TASK REQUIREMENTS: Which lines of the records contain the word "long"? Copy each one.

MATERIAL SHOWN:
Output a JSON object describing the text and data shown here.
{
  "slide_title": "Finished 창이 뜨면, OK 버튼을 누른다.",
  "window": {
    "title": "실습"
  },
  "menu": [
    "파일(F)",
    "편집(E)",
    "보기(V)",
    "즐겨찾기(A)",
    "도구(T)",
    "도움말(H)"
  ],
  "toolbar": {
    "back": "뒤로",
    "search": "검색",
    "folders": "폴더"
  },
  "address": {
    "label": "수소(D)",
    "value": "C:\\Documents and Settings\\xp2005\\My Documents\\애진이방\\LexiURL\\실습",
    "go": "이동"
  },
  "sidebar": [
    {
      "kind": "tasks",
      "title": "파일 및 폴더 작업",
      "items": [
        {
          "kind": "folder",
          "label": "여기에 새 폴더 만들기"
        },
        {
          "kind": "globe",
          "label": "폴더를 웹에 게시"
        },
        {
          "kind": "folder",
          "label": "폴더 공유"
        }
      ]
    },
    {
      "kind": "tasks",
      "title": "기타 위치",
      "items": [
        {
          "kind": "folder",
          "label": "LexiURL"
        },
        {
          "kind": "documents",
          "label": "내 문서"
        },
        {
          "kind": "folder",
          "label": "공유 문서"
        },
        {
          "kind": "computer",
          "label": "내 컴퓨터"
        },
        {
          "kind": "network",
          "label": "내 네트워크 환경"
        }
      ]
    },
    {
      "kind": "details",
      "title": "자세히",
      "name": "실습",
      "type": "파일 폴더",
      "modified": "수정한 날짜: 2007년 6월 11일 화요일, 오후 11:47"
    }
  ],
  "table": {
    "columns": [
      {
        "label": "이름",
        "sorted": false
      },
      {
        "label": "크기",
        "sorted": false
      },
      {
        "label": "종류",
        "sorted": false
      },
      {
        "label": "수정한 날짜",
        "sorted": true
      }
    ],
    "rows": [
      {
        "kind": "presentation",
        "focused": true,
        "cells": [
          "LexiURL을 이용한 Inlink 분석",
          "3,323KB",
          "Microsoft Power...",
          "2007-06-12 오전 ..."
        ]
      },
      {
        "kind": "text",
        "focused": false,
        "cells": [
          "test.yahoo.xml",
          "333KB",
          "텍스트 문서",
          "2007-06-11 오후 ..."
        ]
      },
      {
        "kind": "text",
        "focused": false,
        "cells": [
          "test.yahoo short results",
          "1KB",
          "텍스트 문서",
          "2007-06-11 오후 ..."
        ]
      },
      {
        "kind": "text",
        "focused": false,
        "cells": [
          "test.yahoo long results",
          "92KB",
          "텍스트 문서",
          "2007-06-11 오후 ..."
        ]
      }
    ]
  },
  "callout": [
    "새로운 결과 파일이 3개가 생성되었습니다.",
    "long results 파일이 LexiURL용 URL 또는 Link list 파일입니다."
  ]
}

TASK OUTPUT:
          "test.yahoo long results",
    "long results 파일이 LexiURL용 URL 또는 Link list 파일입니다."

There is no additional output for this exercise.